Taking good photos of people is easy, right? You just need your subject to feel comfortable in front of the camera. But who really feels comfortable in front of a camera, outside of professional models? (And if your girlfriend is a professional model, then shouldn't you be going to band rehearsal? Yeah, see you later, brah.)
To help the rest of us mere mortals, I talked to professional portraitists Andrea Martin and Peter Frey of Frey + Martin Photography who work as a team and specialize in making people without a ton of camera experience look like themselves, only better. See Martin above in a picture taken by none other than her boyfriend, Frey — these people definitely know what they're talking about.
Make it fun and put her at ease
"The most important thing, I think, is that she feels comfortable," says Martin. "Make sure she's wearing something she feels she looks good in – and bright red lipstick is always good. It might look a little over the top in person, but always come through in the pictures." Also, make it fun. According to Martin, accessories like hats and jewelry or props like playing cards or even another camera can help.

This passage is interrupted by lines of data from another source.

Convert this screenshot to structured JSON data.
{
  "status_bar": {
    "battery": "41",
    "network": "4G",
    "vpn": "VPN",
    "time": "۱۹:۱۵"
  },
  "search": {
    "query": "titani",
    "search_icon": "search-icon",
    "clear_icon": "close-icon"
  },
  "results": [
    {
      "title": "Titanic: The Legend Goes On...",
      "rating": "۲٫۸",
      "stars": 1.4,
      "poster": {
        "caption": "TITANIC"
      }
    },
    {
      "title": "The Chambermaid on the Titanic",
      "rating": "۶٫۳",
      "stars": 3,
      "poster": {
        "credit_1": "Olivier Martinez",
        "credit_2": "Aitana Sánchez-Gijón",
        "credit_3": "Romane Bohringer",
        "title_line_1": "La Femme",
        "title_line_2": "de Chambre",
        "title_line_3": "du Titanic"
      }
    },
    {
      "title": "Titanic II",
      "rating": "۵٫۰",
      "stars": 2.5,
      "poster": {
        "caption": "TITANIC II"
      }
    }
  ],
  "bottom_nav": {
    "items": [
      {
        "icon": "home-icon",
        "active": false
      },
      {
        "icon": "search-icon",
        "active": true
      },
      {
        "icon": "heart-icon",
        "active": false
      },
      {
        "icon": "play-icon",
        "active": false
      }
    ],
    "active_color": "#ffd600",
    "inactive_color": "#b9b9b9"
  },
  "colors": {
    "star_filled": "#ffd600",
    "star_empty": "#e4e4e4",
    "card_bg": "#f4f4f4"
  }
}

"Level yourself with you subject and get as close as possible—fill the entire frame," says Frey. While this may very well lead to your girlfriend freaking out a little, diffuse the situation by shooting a few photos, then putting the camera down. But keep talking to her. And keep watching. "As soon as I lower the camera, they almost always exhale and turn back into themselves," Frey says. That's when he says something like this: "OK, I know it sounds silly, but I want you to be exactly like you are when the camera isn't up — just pretend I'm not even shooting photos." Frey says the next set of images are usually miles better.
Distract, engage…and pour on the sugar
So now do that thing you always see the medic in war films do when he's setting a broken leg. DISTRACT, DISTRACT, DISTRACT. Engage her. Project confidence. Show her some of the photos. Pay compliments. (Be totally sincere though. People know when you're being a fake — especially your gf.) Booze? Sure! "A glass of wine will always make you more relaxed and confident," says Martin. But be careful. Too much and it shows.
Shoot as if your life depends on it
At this point you're off and running. Shoot lots and lots—and then some more. Frey estimates hundreds of photos are captured for every portrait you see in a magazine, so don't be afraid to go a little crazy. And don't worry too much about the camera. Technology is your friend, and great cameras are more affordable than ever, but — most important — find one you're comfortable with and work with it.
Martin says, "I was taught to shoot a subject from every conceivable angle to see what worked best." Do that. And try different cameras. Both photographers routinely use both high-end SLR's as well as lo-fi retro plastic toy cameras to achieve totally different looks.
Don't forget, anything is possible
The sky is the limit. As long as you are in tune with your girlfriend, work with her emotions and ask her what she wants to do, you're taking steps to make this a great collaboration. So get snapping. To inspire you, here's a picture I took using Frey and Martin's suggestions.
To inspire you, here's a picture I took using Frey's and Martin's suggestions. Using a 10-year-old digital SLR, I got level with my subject and zoomed in close with a 35 mm lens. As Martin suggested, I had her wear bright lipstick and gave her a scarf to play with as a prop. I turned on the built-in flash and dialed the power up as an experiment, which saturated the colors, put a light in her eyes, and overexposed the skin —smoothing it out.
Want to learn more about photography? Participating in a photo workshop is a great way to pick up new skills from your teachers and even your classmates. The Digital Photo Academy (digitalphotoacademy.com) offers guided photography tours in 26 cities, so you can take a class anywhere you go.
Travis Hartman is a photographer and photo editor in New York. You can see his work at www.travishartman.com.